### Problem to work on
Lines containing the word "addr" are to be copied from the data below.

::::

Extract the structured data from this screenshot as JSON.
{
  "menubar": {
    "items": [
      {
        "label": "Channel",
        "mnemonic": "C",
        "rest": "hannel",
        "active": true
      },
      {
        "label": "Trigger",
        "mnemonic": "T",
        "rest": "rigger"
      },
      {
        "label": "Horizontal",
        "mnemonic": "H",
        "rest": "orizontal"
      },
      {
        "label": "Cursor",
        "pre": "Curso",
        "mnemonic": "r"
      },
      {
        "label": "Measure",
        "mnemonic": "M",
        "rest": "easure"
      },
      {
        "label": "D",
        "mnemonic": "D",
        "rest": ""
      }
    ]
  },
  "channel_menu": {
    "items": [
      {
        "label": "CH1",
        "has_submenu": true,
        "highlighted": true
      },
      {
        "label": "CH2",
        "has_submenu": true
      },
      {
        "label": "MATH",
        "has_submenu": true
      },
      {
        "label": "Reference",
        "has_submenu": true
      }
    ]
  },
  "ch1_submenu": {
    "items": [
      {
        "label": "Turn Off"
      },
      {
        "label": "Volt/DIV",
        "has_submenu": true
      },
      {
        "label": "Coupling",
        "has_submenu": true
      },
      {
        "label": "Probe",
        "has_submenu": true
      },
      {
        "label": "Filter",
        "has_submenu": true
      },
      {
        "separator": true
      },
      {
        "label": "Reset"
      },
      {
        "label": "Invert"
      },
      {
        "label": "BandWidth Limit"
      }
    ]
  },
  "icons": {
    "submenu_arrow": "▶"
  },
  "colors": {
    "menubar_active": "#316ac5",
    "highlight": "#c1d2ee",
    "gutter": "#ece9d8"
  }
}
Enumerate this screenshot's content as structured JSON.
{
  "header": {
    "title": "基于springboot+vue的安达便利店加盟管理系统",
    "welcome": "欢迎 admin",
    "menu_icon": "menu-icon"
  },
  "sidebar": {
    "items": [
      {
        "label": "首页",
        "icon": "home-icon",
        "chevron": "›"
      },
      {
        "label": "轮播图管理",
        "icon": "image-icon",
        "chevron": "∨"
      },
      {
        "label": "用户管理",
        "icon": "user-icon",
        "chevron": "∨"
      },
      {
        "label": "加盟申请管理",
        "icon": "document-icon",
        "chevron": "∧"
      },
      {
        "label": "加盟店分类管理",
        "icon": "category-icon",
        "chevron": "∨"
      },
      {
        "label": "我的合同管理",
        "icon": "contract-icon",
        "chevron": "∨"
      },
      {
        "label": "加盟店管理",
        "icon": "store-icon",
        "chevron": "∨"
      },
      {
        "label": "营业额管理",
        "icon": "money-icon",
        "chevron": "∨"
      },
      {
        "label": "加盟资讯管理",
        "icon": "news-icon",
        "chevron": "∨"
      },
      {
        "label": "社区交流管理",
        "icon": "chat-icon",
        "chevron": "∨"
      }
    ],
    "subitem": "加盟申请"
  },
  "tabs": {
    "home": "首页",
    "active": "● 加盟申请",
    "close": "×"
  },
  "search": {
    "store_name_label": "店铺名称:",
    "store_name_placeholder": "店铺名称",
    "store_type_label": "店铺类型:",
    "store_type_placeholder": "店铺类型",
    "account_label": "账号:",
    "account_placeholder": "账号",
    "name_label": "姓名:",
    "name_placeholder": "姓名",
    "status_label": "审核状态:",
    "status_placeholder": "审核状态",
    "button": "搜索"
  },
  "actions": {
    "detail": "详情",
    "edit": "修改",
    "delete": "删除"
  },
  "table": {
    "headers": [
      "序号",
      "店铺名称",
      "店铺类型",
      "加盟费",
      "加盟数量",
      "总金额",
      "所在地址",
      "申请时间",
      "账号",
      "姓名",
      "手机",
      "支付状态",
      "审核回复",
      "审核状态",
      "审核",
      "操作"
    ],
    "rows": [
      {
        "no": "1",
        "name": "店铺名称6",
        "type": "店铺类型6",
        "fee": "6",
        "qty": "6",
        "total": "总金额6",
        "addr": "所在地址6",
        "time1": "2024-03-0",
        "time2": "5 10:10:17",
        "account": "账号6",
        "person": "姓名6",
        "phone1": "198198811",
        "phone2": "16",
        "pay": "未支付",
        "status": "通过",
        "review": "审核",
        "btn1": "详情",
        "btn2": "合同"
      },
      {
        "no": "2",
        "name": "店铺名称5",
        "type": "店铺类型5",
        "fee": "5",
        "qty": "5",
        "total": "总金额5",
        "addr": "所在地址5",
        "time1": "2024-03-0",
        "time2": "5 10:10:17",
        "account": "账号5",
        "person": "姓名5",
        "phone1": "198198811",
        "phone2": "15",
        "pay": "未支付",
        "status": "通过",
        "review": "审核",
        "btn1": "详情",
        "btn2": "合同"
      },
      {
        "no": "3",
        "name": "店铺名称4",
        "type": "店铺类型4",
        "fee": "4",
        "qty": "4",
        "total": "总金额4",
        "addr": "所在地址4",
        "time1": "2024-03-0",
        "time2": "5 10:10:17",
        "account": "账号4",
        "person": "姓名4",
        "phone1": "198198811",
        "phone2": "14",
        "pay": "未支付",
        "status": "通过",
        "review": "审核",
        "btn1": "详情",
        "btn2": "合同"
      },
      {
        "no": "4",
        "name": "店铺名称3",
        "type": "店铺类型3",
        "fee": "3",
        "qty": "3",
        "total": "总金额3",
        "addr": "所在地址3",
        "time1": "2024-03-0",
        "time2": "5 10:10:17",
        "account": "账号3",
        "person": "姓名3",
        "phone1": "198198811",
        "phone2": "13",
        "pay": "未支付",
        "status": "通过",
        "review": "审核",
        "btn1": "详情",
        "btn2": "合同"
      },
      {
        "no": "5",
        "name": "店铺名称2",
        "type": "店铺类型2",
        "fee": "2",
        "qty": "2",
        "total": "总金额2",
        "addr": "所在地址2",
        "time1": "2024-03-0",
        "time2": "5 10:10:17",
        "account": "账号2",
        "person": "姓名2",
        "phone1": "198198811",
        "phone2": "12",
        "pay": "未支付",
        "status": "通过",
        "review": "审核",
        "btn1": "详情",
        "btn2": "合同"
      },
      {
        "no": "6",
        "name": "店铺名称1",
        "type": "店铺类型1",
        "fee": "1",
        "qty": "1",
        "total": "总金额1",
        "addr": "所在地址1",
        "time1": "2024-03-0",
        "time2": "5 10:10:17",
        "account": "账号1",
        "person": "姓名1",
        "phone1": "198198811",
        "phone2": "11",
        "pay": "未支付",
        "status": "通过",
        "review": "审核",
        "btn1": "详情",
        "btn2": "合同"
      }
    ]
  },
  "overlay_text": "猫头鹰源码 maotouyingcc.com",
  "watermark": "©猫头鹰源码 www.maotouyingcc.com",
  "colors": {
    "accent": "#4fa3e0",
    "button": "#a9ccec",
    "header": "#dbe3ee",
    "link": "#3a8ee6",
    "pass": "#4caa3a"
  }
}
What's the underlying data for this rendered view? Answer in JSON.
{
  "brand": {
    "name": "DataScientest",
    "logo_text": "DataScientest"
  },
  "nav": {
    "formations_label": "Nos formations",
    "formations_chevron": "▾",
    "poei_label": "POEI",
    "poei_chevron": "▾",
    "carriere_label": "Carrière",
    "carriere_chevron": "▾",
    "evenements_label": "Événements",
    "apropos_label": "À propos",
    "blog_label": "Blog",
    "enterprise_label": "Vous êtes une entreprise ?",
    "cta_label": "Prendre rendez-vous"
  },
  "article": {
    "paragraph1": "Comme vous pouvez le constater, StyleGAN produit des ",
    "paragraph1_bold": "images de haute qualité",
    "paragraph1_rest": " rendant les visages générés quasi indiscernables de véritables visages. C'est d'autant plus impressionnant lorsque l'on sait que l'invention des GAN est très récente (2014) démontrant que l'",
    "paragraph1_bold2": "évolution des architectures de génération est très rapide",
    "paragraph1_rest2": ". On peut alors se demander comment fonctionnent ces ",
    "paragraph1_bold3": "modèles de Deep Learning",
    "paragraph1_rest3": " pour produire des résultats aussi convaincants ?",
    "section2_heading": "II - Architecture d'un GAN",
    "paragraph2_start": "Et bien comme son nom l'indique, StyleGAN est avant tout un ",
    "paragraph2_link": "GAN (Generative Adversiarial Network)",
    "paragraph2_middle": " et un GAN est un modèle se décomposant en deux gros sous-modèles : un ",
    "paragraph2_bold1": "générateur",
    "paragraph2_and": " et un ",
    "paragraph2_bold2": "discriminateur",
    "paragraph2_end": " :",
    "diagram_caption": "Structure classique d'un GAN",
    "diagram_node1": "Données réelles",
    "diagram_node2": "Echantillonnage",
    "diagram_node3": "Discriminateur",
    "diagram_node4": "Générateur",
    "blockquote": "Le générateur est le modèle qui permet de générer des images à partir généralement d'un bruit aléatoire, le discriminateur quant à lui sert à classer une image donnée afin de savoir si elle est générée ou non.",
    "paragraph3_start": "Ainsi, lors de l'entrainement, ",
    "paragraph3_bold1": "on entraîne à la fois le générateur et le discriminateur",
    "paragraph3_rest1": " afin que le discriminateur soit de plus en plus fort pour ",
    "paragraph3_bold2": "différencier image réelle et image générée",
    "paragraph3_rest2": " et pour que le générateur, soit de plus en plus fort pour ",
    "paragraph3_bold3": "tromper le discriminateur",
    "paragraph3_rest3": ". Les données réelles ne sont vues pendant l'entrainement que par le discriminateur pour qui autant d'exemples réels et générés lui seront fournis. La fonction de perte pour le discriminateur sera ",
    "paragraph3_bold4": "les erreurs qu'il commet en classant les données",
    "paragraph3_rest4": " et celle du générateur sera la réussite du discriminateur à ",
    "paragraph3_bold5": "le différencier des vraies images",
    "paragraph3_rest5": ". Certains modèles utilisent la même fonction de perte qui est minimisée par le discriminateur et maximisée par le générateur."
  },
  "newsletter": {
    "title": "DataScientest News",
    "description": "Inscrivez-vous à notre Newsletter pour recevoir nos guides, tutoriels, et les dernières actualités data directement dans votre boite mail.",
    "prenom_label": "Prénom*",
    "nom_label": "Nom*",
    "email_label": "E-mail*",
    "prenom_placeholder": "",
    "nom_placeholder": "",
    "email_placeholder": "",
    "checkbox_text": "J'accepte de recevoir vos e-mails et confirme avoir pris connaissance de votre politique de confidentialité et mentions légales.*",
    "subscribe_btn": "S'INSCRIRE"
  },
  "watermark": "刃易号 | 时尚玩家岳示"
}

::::

### Final answer
        "addr": "所在地址6",
        "addr": "所在地址5",
        "addr": "所在地址4",
        "addr": "所在地址3",
        "addr": "所在地址2",
        "addr": "所在地址1",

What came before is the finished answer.